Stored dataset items
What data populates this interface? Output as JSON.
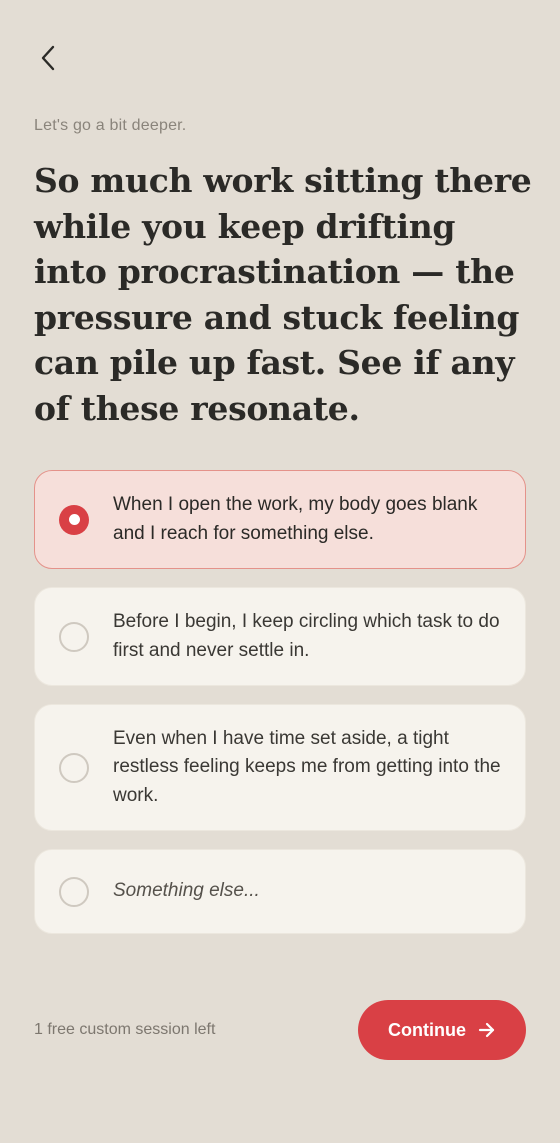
{
  "header": {
    "back_icon": "chevron-left-icon"
  },
  "intro": {
    "subtitle": "Let's go a bit deeper.",
    "headline": "So much work sitting there while you keep drifting into procrastination — the pressure and stuck feeling can pile up fast. See if any of these resonate."
  },
  "options": [
    {
      "label": "When I open the work, my body goes blank and I reach for something else.",
      "selected": true
    },
    {
      "label": "Before I begin, I keep circling which task to do first and never settle in.",
      "selected": false
    },
    {
      "label": "Even when I have time set aside, a tight restless feeling keeps me from getting into the work.",
      "selected": false
    },
    {
      "label": "Something else...",
      "selected": false
    }
  ],
  "footer": {
    "note": "1 free custom session left",
    "continue_label": "Continue",
    "continue_icon": "arrow-right-icon"
  },
  "colors": {
    "background": "#e3ddd4",
    "accent": "#d94045",
    "selected_card": "#f6dfda",
    "card": "#f6f3ed"
  }
}
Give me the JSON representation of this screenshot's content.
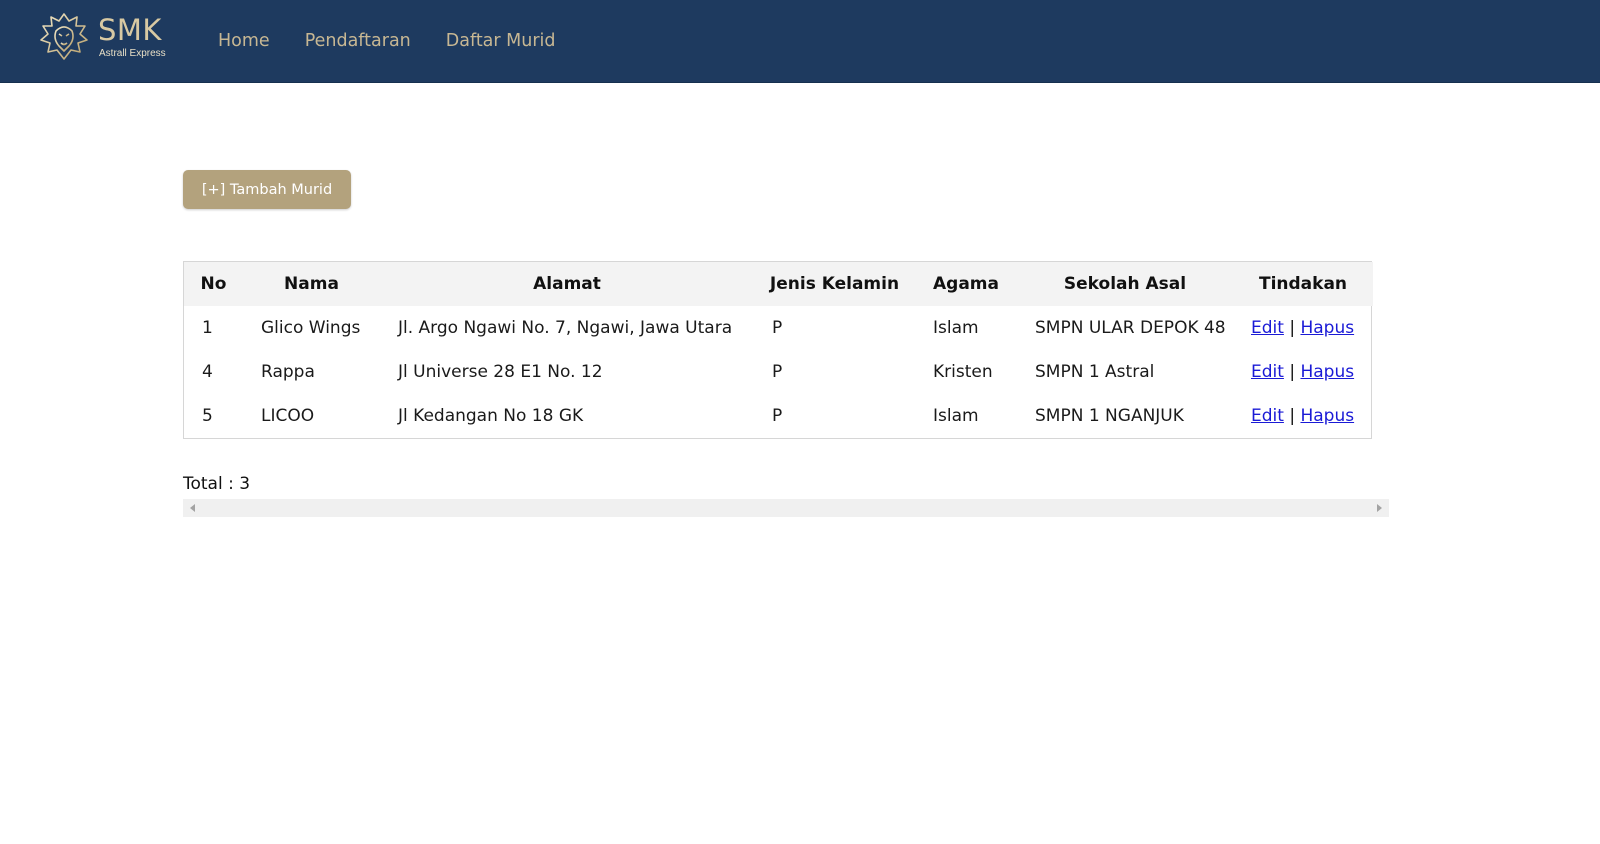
{
  "brand": {
    "name": "SMK",
    "subtitle": "Astrall Express",
    "logo_icon": "lion-crest-icon"
  },
  "nav": {
    "items": [
      {
        "label": "Home"
      },
      {
        "label": "Pendaftaran"
      },
      {
        "label": "Daftar Murid"
      }
    ]
  },
  "actions": {
    "add_label": "[+] Tambah Murid"
  },
  "table": {
    "headers": [
      "No",
      "Nama",
      "Alamat",
      "Jenis Kelamin",
      "Agama",
      "Sekolah Asal",
      "Tindakan"
    ],
    "rows": [
      {
        "no": "1",
        "nama": "Glico Wings",
        "alamat": "Jl. Argo Ngawi No. 7, Ngawi, Jawa Utara",
        "jk": "P",
        "agama": "Islam",
        "sekolah": "SMPN ULAR DEPOK 48",
        "edit": "Edit",
        "sep": "|",
        "hapus": "Hapus"
      },
      {
        "no": "4",
        "nama": "Rappa",
        "alamat": "Jl Universe 28 E1 No. 12",
        "jk": "P",
        "agama": "Kristen",
        "sekolah": "SMPN 1 Astral",
        "edit": "Edit",
        "sep": "|",
        "hapus": "Hapus"
      },
      {
        "no": "5",
        "nama": "LICOO",
        "alamat": "Jl Kedangan No 18 GK",
        "jk": "P",
        "agama": "Islam",
        "sekolah": "SMPN 1 NGANJUK",
        "edit": "Edit",
        "sep": "|",
        "hapus": "Hapus"
      }
    ]
  },
  "total": {
    "label": "Total : 3"
  },
  "colors": {
    "navbar_bg": "#1e3a5f",
    "brand_gold": "#c7b793",
    "button_bg": "#b3a27d",
    "link": "#1a1ad6",
    "header_row_bg": "#f3f3f3"
  }
}
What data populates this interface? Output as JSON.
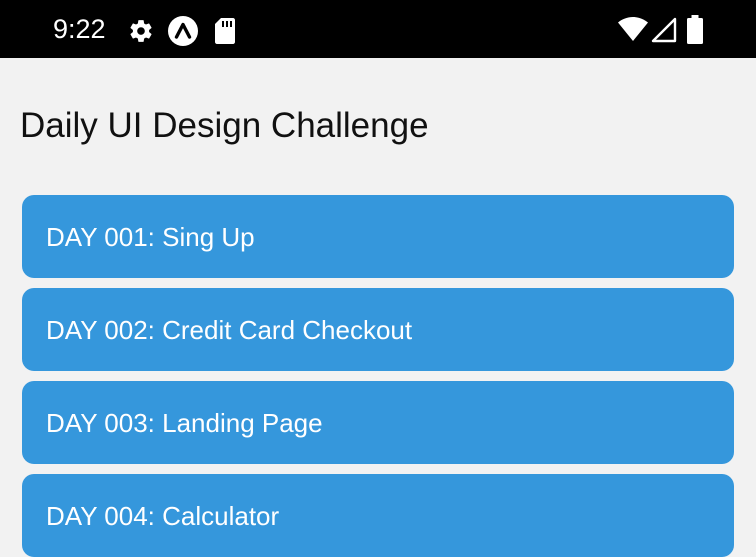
{
  "status_bar": {
    "time": "9:22",
    "icons_left": [
      "gear-icon",
      "arch-icon",
      "sd-card-icon"
    ],
    "icons_right": [
      "wifi-icon",
      "cell-signal-icon",
      "battery-icon"
    ],
    "background": "#000000"
  },
  "page": {
    "title": "Daily UI Design Challenge",
    "background": "#f2f2f2"
  },
  "list": {
    "item_color": "#3597dc",
    "items": [
      {
        "label": "DAY 001: Sing Up"
      },
      {
        "label": "DAY 002: Credit Card Checkout"
      },
      {
        "label": "DAY 003: Landing Page"
      },
      {
        "label": "DAY 004: Calculator"
      }
    ]
  }
}
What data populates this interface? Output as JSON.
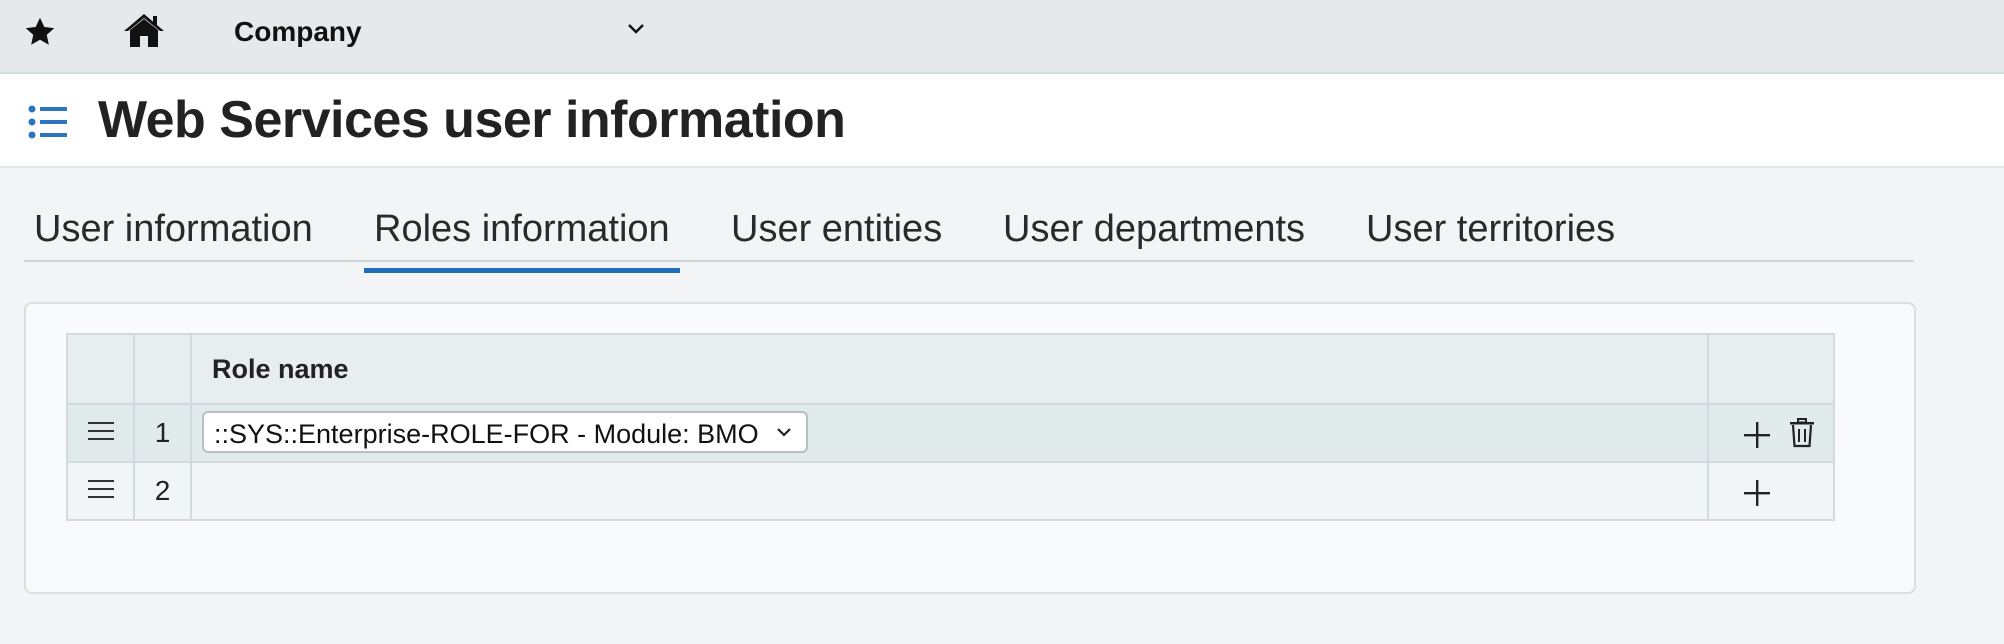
{
  "topbar": {
    "favorites_icon": "star-icon",
    "home_icon": "home-icon",
    "company_label": "Company",
    "company_dropdown_icon": "chevron-down-icon"
  },
  "page": {
    "menu_icon": "list-icon",
    "title": "Web Services user information"
  },
  "tabs": [
    {
      "label": "User information",
      "active": false
    },
    {
      "label": "Roles information",
      "active": true
    },
    {
      "label": "User entities",
      "active": false
    },
    {
      "label": "User departments",
      "active": false
    },
    {
      "label": "User territories",
      "active": false
    }
  ],
  "roles_table": {
    "columns": [
      "",
      "",
      "Role name",
      ""
    ],
    "rows": [
      {
        "number": "1",
        "role_name": "::SYS::Enterprise-ROLE-FOR - Module: BMO Sy",
        "selected": true,
        "actions": [
          "plus-icon",
          "trash-icon"
        ]
      },
      {
        "number": "2",
        "role_name": "",
        "selected": false,
        "actions": [
          "plus-icon"
        ]
      }
    ]
  },
  "colors": {
    "accent": "#1f6fba",
    "topbar_bg": "#e5e9ec",
    "selected_row_bg": "#e1ebec"
  }
}
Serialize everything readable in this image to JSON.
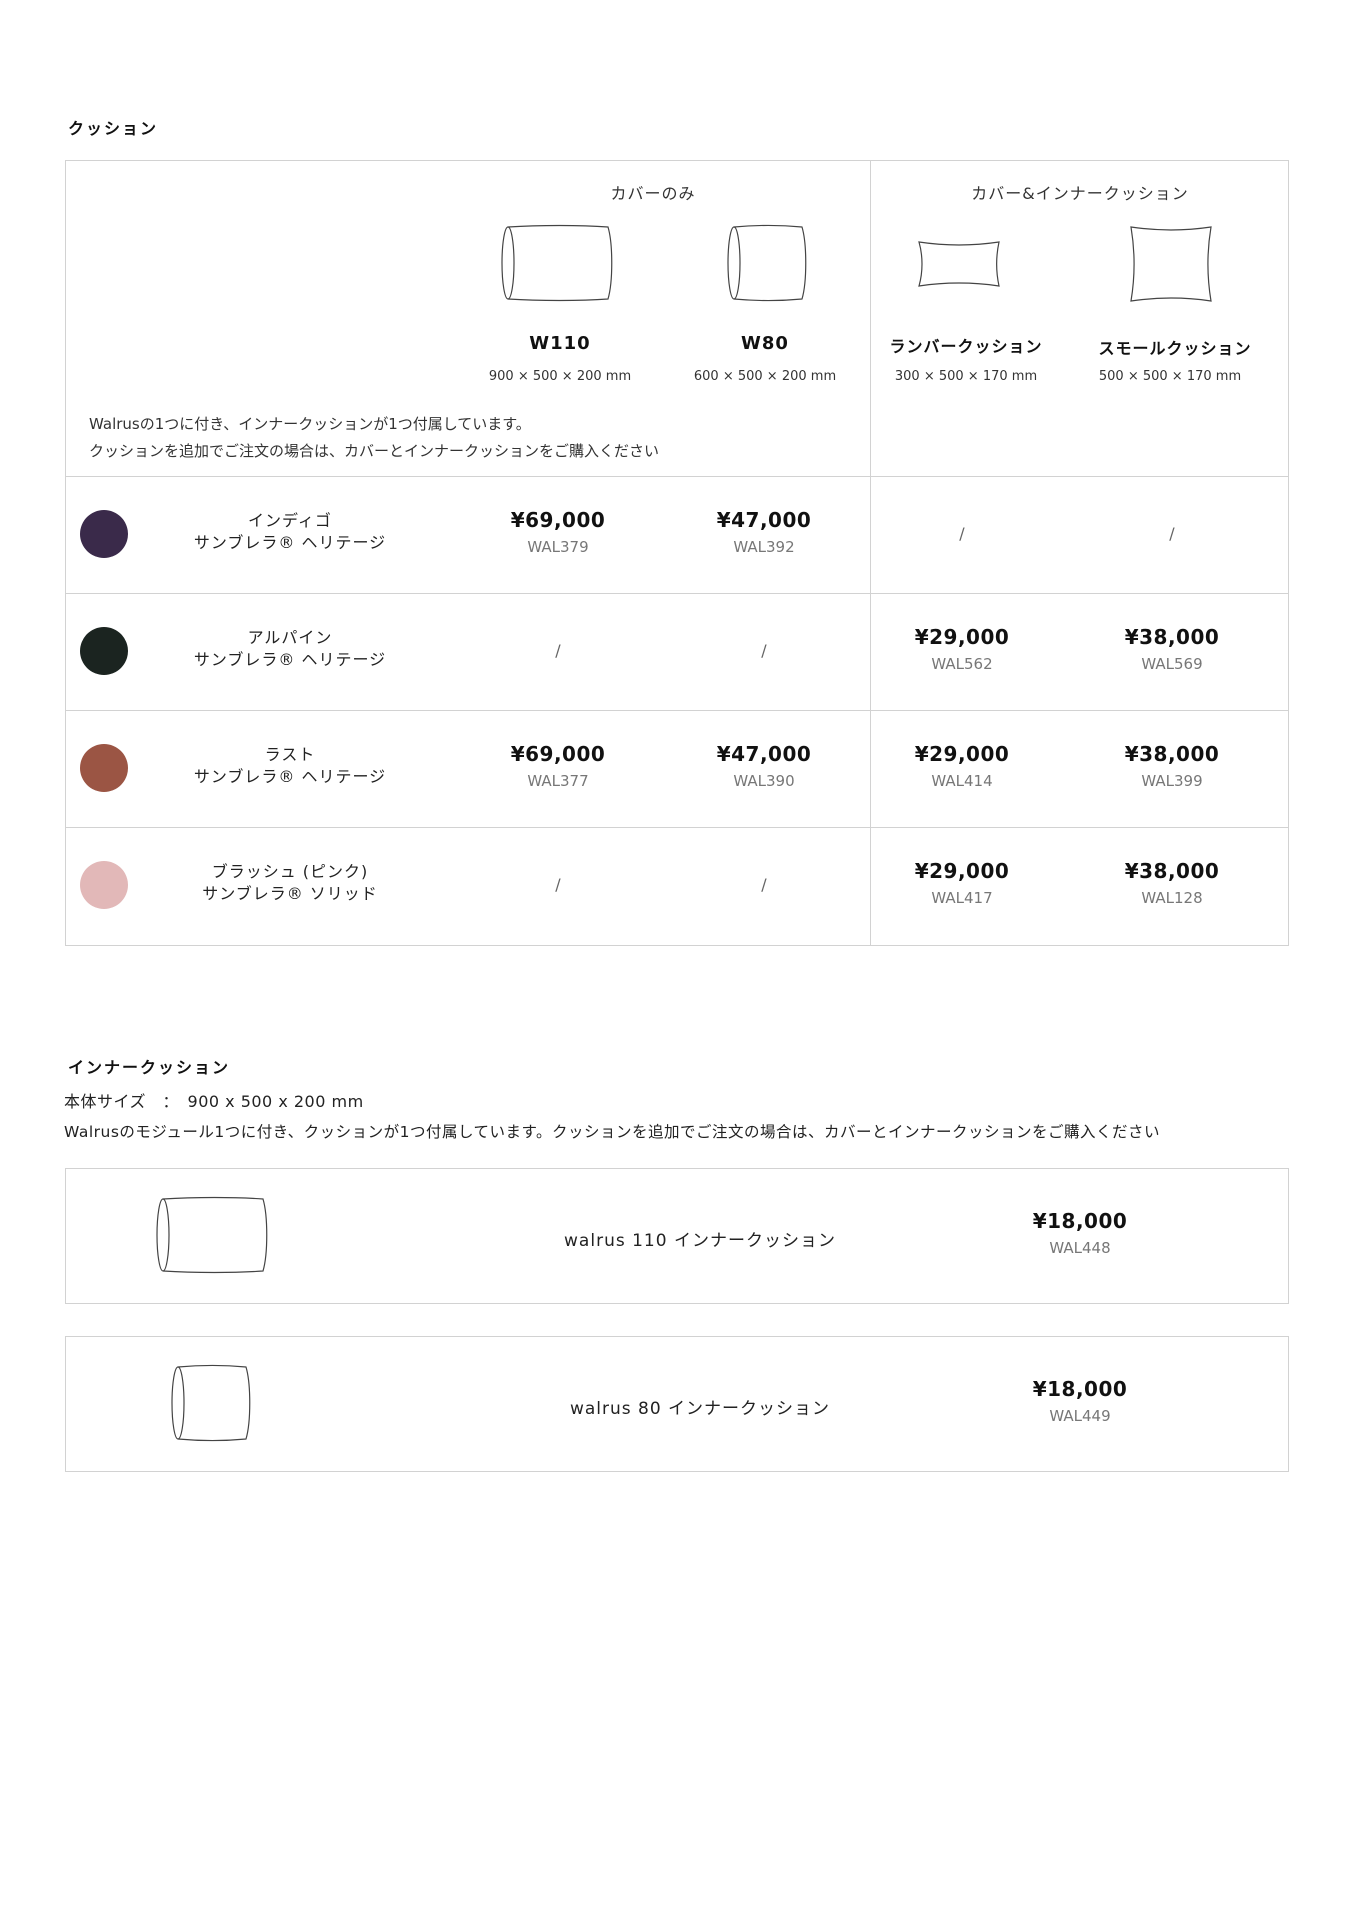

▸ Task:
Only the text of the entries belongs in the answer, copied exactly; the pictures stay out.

▸ Solution below:
What data populates this interface? Output as JSON.
{
  "header": {
    "back_icon": "chevron-left-icon"
  },
  "intro": {
    "subtitle": "Let's go a bit deeper.",
    "headline": "So much work sitting there while you keep drifting into procrastination — the pressure and stuck feeling can pile up fast. See if any of these resonate."
  },
  "options": [
    {
      "label": "When I open the work, my body goes blank and I reach for something else.",
      "selected": true
    },
    {
      "label": "Before I begin, I keep circling which task to do first and never settle in.",
      "selected": false
    },
    {
      "label": "Even when I have time set aside, a tight restless feeling keeps me from getting into the work.",
      "selected": false
    },
    {
      "label": "Something else...",
      "selected": false
    }
  ],
  "footer": {
    "note": "1 free custom session left",
    "continue_label": "Continue",
    "continue_icon": "arrow-right-icon"
  },
  "colors": {
    "background": "#e3ddd4",
    "accent": "#d94045",
    "selected_card": "#f6dfda",
    "card": "#f6f3ed"
  }
}
Give me the JSON representation of this screenshot's content.
{
  "brand": {
    "name": "SMK",
    "subtitle": "Astrall Express",
    "logo_icon": "lion-crest-icon"
  },
  "nav": {
    "items": [
      {
        "label": "Home"
      },
      {
        "label": "Pendaftaran"
      },
      {
        "label": "Daftar Murid"
      }
    ]
  },
  "actions": {
    "add_label": "[+] Tambah Murid"
  },
  "table": {
    "headers": [
      "No",
      "Nama",
      "Alamat",
      "Jenis Kelamin",
      "Agama",
      "Sekolah Asal",
      "Tindakan"
    ],
    "rows": [
      {
        "no": "1",
        "nama": "Glico Wings",
        "alamat": "Jl. Argo Ngawi No. 7, Ngawi, Jawa Utara",
        "jk": "P",
        "agama": "Islam",
        "sekolah": "SMPN ULAR DEPOK 48",
        "edit": "Edit",
        "sep": "|",
        "hapus": "Hapus"
      },
      {
        "no": "4",
        "nama": "Rappa",
        "alamat": "Jl Universe 28 E1 No. 12",
        "jk": "P",
        "agama": "Kristen",
        "sekolah": "SMPN 1 Astral",
        "edit": "Edit",
        "sep": "|",
        "hapus": "Hapus"
      },
      {
        "no": "5",
        "nama": "LICOO",
        "alamat": "Jl Kedangan No 18 GK",
        "jk": "P",
        "agama": "Islam",
        "sekolah": "SMPN 1 NGANJUK",
        "edit": "Edit",
        "sep": "|",
        "hapus": "Hapus"
      }
    ]
  },
  "total": {
    "label": "Total : 3"
  },
  "colors": {
    "navbar_bg": "#1e3a5f",
    "brand_gold": "#c7b793",
    "button_bg": "#b3a27d",
    "link": "#1a1ad6",
    "header_row_bg": "#f3f3f3"
  }
}
What data populates this interface? Output as JSON.
{
  "status_bar": {
    "time": "9:22",
    "icons_left": [
      "gear-icon",
      "arch-icon",
      "sd-card-icon"
    ],
    "icons_right": [
      "wifi-icon",
      "cell-signal-icon",
      "battery-icon"
    ],
    "background": "#000000"
  },
  "page": {
    "title": "Daily UI Design Challenge",
    "background": "#f2f2f2"
  },
  "list": {
    "item_color": "#3597dc",
    "items": [
      {
        "label": "DAY 001: Sing Up"
      },
      {
        "label": "DAY 002: Credit Card Checkout"
      },
      {
        "label": "DAY 003: Landing Page"
      },
      {
        "label": "DAY 004: Calculator"
      }
    ]
  }
}
What data populates this interface? Output as JSON.
{
  "topbar": {
    "favorites_icon": "star-icon",
    "home_icon": "home-icon",
    "company_label": "Company",
    "company_dropdown_icon": "chevron-down-icon"
  },
  "page": {
    "menu_icon": "list-icon",
    "title": "Web Services user information"
  },
  "tabs": [
    {
      "label": "User information",
      "active": false
    },
    {
      "label": "Roles information",
      "active": true
    },
    {
      "label": "User entities",
      "active": false
    },
    {
      "label": "User departments",
      "active": false
    },
    {
      "label": "User territories",
      "active": false
    }
  ],
  "roles_table": {
    "columns": [
      "",
      "",
      "Role name",
      ""
    ],
    "rows": [
      {
        "number": "1",
        "role_name": "::SYS::Enterprise-ROLE-FOR - Module: BMO Sy",
        "selected": true,
        "actions": [
          "plus-icon",
          "trash-icon"
        ]
      },
      {
        "number": "2",
        "role_name": "",
        "selected": false,
        "actions": [
          "plus-icon"
        ]
      }
    ]
  },
  "colors": {
    "accent": "#1f6fba",
    "topbar_bg": "#e5e9ec",
    "selected_row_bg": "#e1ebec"
  }
}
Serialize everything readable in this image to JSON.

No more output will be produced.